Yes, the world is a violent place, and violence in the media titlates and amuses those who watch it, but the community of Christ is called to be a society of those who give the rest of the world a glimpse into what heaven will be like by how they live on earth now. Can violence possibly be a part of this? To injure someone, whether in war or sport, does not resonate with the heart of Christ. As “the church renounces the way of violence people will see what the Gospel means, because then they will see the way of Jesus in the Church….If we live in obedience to Jesus’ command to renounce violence, the church will become the sphere where the future of God’s righteousness intersects–and challenges–the present tense of human existence” (Richard B. Hays, The Moral Vision of the New Testament–Community, Cross, New Creation: A Contemporary Introduction to New Testament Ethics [New York: Harper Collins, 1996], 343-44).

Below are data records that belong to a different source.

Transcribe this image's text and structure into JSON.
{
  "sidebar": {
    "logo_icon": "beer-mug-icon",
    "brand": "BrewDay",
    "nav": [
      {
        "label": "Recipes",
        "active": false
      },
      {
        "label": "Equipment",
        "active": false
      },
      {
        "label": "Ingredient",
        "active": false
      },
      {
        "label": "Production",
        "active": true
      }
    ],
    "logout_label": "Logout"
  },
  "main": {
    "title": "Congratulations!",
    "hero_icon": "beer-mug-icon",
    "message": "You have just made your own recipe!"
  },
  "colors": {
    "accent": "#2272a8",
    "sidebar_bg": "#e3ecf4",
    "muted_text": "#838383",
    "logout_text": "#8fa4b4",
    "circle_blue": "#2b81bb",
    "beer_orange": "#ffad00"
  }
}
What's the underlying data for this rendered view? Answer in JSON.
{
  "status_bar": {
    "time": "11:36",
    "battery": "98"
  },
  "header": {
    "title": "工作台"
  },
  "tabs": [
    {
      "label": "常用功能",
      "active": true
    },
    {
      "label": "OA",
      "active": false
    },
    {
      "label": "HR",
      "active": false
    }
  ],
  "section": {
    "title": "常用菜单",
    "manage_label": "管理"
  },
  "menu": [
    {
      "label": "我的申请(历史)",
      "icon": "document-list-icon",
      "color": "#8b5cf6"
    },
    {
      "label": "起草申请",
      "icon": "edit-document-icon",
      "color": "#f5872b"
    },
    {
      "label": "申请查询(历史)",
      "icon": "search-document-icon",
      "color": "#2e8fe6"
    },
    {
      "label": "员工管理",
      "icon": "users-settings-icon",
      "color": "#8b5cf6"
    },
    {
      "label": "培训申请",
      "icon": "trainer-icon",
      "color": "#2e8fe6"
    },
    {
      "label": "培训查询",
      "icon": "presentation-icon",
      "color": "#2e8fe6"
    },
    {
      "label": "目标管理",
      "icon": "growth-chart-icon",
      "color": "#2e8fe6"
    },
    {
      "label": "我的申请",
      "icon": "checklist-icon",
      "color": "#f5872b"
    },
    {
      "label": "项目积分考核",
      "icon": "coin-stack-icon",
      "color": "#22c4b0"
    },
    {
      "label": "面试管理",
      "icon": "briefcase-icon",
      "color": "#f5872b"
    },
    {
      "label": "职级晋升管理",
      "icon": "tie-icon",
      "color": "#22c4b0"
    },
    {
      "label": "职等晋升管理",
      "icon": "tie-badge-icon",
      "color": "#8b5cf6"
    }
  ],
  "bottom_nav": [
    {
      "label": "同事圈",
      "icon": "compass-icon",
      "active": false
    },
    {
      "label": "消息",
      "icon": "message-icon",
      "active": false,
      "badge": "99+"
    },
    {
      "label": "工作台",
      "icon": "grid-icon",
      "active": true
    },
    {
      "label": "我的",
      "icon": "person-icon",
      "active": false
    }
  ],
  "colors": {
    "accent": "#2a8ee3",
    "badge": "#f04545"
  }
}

I am sure that this pastor desires much good to come out of this, but the ends do not jusitifuy the means. For example, I do not think that anger over injustice is a bad thing — we should be furious over the issue of children in (sex) slavery. But it does not follow that I therefore have liscence to go out and incapacitate those who are holding these children in bondage. We are not called to be arbiter of who deserves life and death, no matter how heinous their actions. In the same way, one cannot say that aggression unleashed on the innocent puiblic is a bad thing whereas in a controlled environement it is okay. Aggression directly toward other human being is never acceptable.
To read the thoughts of the pastor regarding this, read his blog post at http://pjhburns.wordpress.com/2009/06/20/why-have-a-mma-event-in-a-church/. To be clear, the above picture was not taken at this event.